Community Scoop article: What makes a good life for a young person?

February 26, 2019

Megan Thomas

Interim CE | Birthright New Zealand

When growing up in a single parent household or being a young single parent.

This week a report was released outlining children and young people’s views on what makes a good life.  This was a collaboration between the Office of the Children’s Commissioner and Oranga Tamariki, supported by the Department of the Prime Minister and Cabinet. The aim was to ensure children and young people’s voices were heard in the development of the Child and Youth Wellbeing Strategy. It is fantastic to have this collection of first-hand children and young people’s voices to guide us in our work.

Birthright focuses on families led by one person, so I was particularly interested in seeing what the voices of young people growing up in a single parent household, or who are single parents themselves, stressed as most important.  There are some clear messages about what we need to consider for single parent families.

Top of the list of the most important things mentioned by children and young people is their parents or caregivers having enough money for basic stuff like food, clothes and a good house to live in.

Children and young people growing up in single-parent households experience poverty at a rate nearly four times higher than two-parent families.  Given a third of New Zealand children would have grown up in a single parent household at some stage in their life, it is essential we address this poverty gap and make sure families do have enough money for the basic stuff.

Our young people feel the stress and pressure on their parents, which impacts on their well-being.  The report mentions children and young people had “a strong emphasis on supports for parents, especially from children and young people living in sole parent families. They talked about the stress and pressures their parents were under. They talked about how they wanted parents to be able to be the best parents they could be and how sometimes that meant needing services like counselling or addiction support, or support to make better choices.”

I felt particularly heartened by the conclusion focusing on family and whanau, which states:

The role of whānau and family is vital in improving children and young people’s wellbeing. Children do not exist in isolation. Their whānau, friends and other support people are critical to, and interwoven with, their wellbeing. Their relationships with these people are crucial to both what wellbeing means, and how wellbeing is achieved. If children and young people’s support people aren’t well, children and young people themselves can’t be well.
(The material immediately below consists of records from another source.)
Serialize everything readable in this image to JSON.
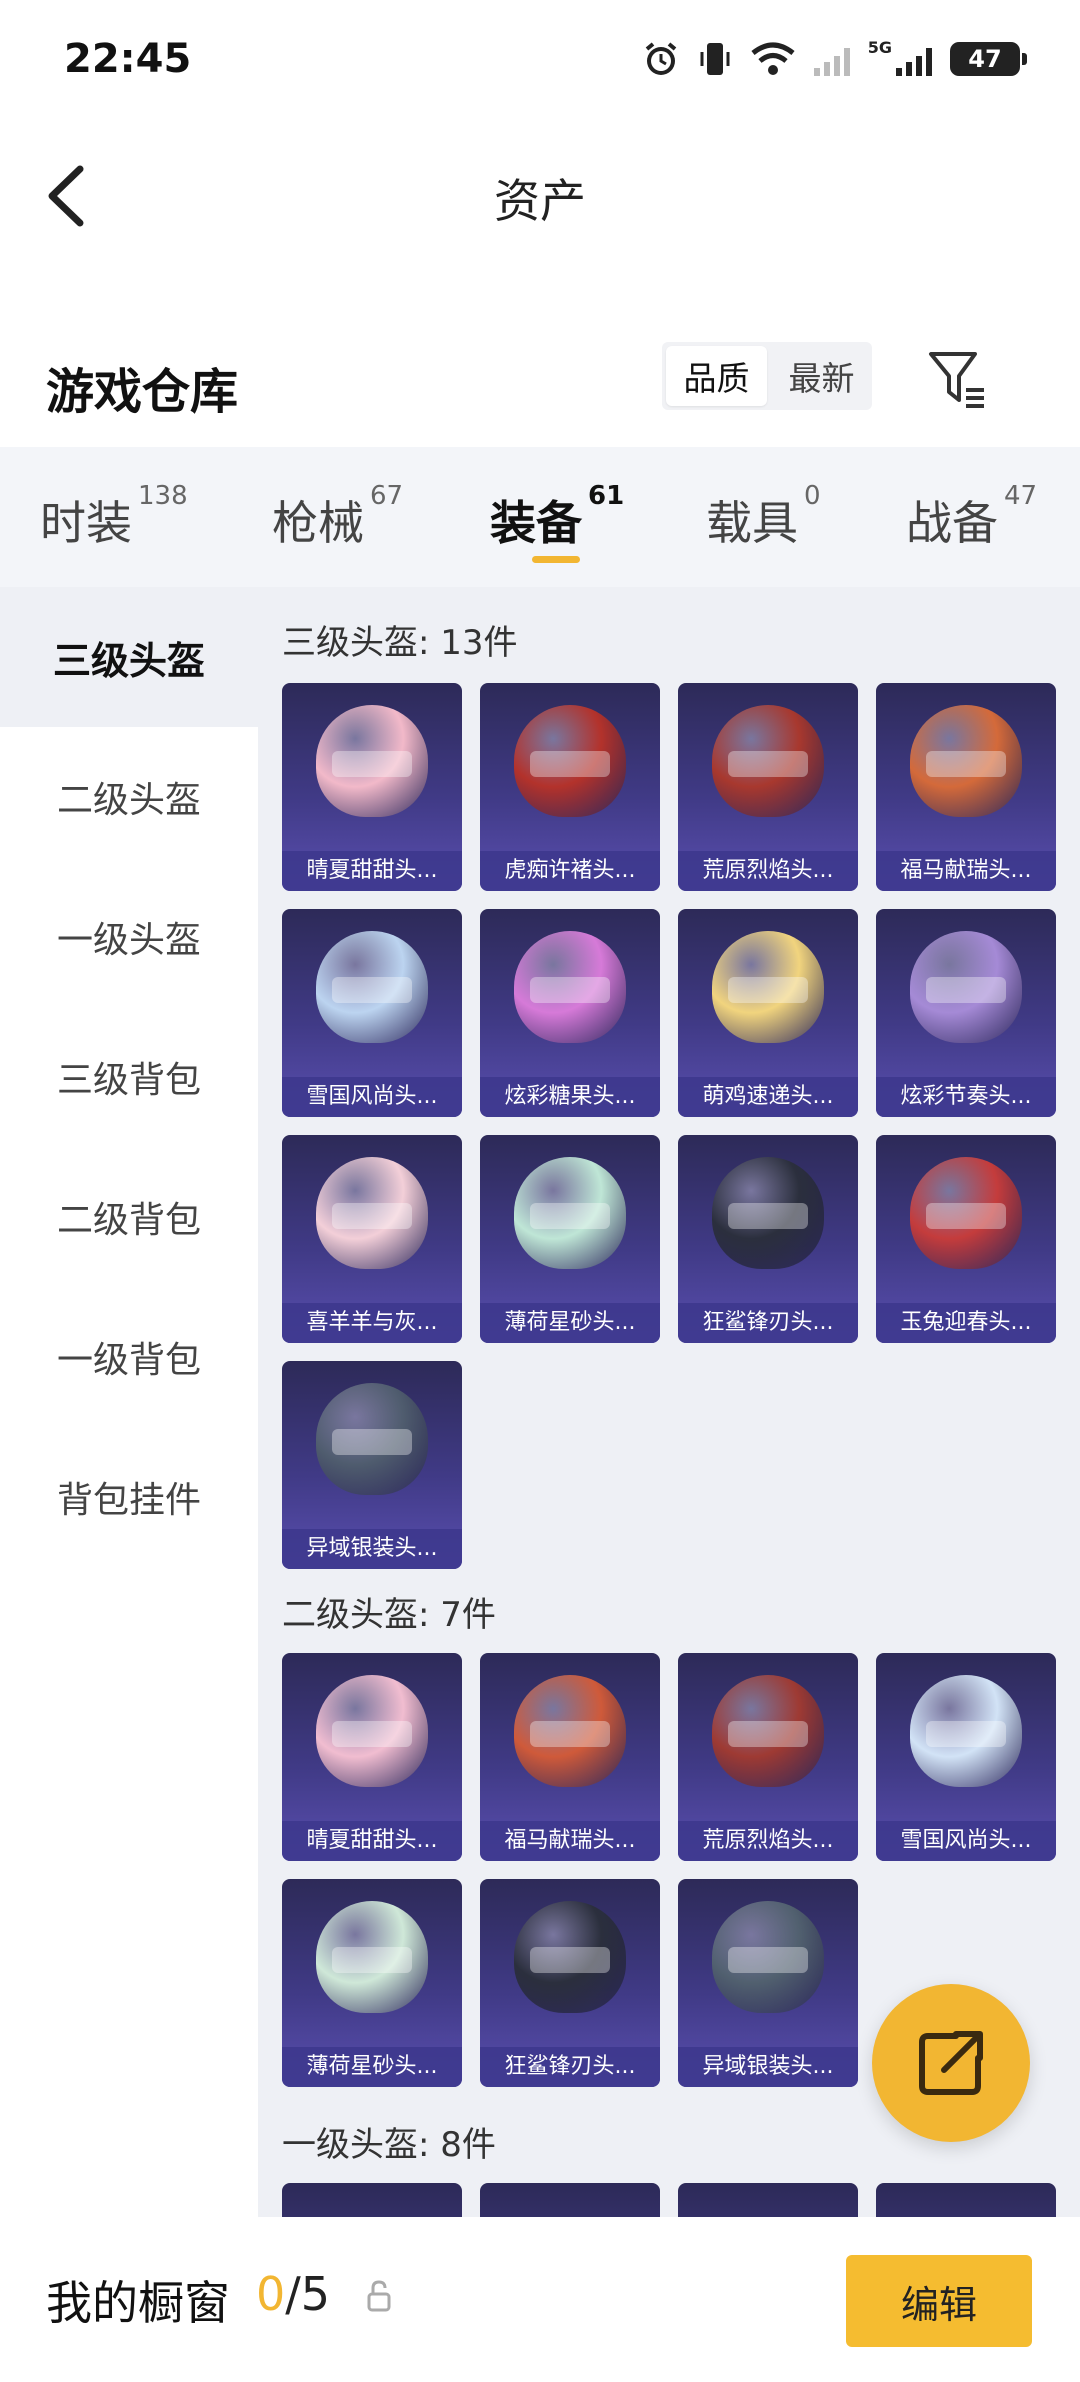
{
  "status_bar": {
    "time": "22:45",
    "battery": "47",
    "network": "5G"
  },
  "header": {
    "title": "资产",
    "back_icon": "chevron-left-icon"
  },
  "warehouse": {
    "title": "游戏仓库",
    "sort_options": [
      "品质",
      "最新"
    ],
    "sort_selected": "品质",
    "filter_icon": "filter-icon"
  },
  "tabs": [
    {
      "label": "时装",
      "count": "138",
      "active": false
    },
    {
      "label": "枪械",
      "count": "67",
      "active": false
    },
    {
      "label": "装备",
      "count": "61",
      "active": true
    },
    {
      "label": "载具",
      "count": "0",
      "active": false
    },
    {
      "label": "战备",
      "count": "47",
      "active": false
    }
  ],
  "sidebar": {
    "items": [
      {
        "label": "三级头盔",
        "active": true
      },
      {
        "label": "二级头盔",
        "active": false
      },
      {
        "label": "一级头盔",
        "active": false
      },
      {
        "label": "三级背包",
        "active": false
      },
      {
        "label": "二级背包",
        "active": false
      },
      {
        "label": "一级背包",
        "active": false
      },
      {
        "label": "背包挂件",
        "active": false
      }
    ]
  },
  "sections": [
    {
      "title": "三级头盔: 13件",
      "items": [
        {
          "name": "晴夏甜甜头...",
          "color": "#f2b9c9"
        },
        {
          "name": "虎痴许褚头...",
          "color": "#b3322b"
        },
        {
          "name": "荒原烈焰头...",
          "color": "#a8382e"
        },
        {
          "name": "福马献瑞头...",
          "color": "#d46a3a"
        },
        {
          "name": "雪国风尚头...",
          "color": "#bcd4f0"
        },
        {
          "name": "炫彩糖果头...",
          "color": "#d67ad8"
        },
        {
          "name": "萌鸡速递头...",
          "color": "#f1d47e"
        },
        {
          "name": "炫彩节奏头...",
          "color": "#a58ad6"
        },
        {
          "name": "喜羊羊与灰...",
          "color": "#f3cfd8"
        },
        {
          "name": "薄荷星砂头...",
          "color": "#bfe6d6"
        },
        {
          "name": "狂鲨锋刃头...",
          "color": "#2b2f3d"
        },
        {
          "name": "玉兔迎春头...",
          "color": "#c43c3c"
        },
        {
          "name": "异域银装头...",
          "color": "#4f5c6e"
        }
      ]
    },
    {
      "title": "二级头盔: 7件",
      "items": [
        {
          "name": "晴夏甜甜头...",
          "color": "#f1bdd0"
        },
        {
          "name": "福马献瑞头...",
          "color": "#cf5a3a"
        },
        {
          "name": "荒原烈焰头...",
          "color": "#9e3a33"
        },
        {
          "name": "雪国风尚头...",
          "color": "#d2e3f6"
        },
        {
          "name": "薄荷星砂头...",
          "color": "#cfe8d8"
        },
        {
          "name": "狂鲨锋刃头...",
          "color": "#2b2f3d"
        },
        {
          "name": "异域银装头...",
          "color": "#51606f"
        }
      ]
    },
    {
      "title": "一级头盔: 8件",
      "items": []
    }
  ],
  "bottom_bar": {
    "title": "我的橱窗",
    "count_current": "0",
    "count_sep": "/5",
    "lock_icon": "lock-icon",
    "edit_label": "编辑"
  },
  "fab_icon": "share-external-icon",
  "accent_color": "#f2b632"
}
The research also heard perspectives from young people who are parents.  Here are a few examples of the distressing stories that were heard about how some young mums are treated.

“One young mum told us about how she is not eligible for the Young Parent Payment because she is 15 years old and the payment is only for 16-19 year olds. She is a sole parent, committed to completing her schooling as well as providing for her baby. Her aunty receives a payment for having them in her care, which she then passes on – but there is no requirement for her aunty to do this. The system does not recognise this young mum. “

“One young mum told us that when she was giving birth to her child a social worker was already waiting at the hospital. Afterwards she had to prove that she would be able to care for her child. Right after giving birth, she felt as though she was being watched and scrutinised, rather than supported.”

“It’s such a stressful and hard time and then money is just a huge added stress. And you physically can’t work – you can’t take your baby to work, but then you physically can’t live on what they give you. They rely on you having a partner or family support.”

We believe children have a “birth-right” to the same opportunities regardless of their family circumstances. It is time we listened to the voices of our children and young people and addressed the inequities they are facing.

For the full report produced by Office of the Children’s Commission and Oranga Tamariki can be found following this link.

Megan Thomas is Interim CE, Birthright New Zealand. Birthright have been working with families led by one person for more than 60 years, supporting families to succeed on their own terms.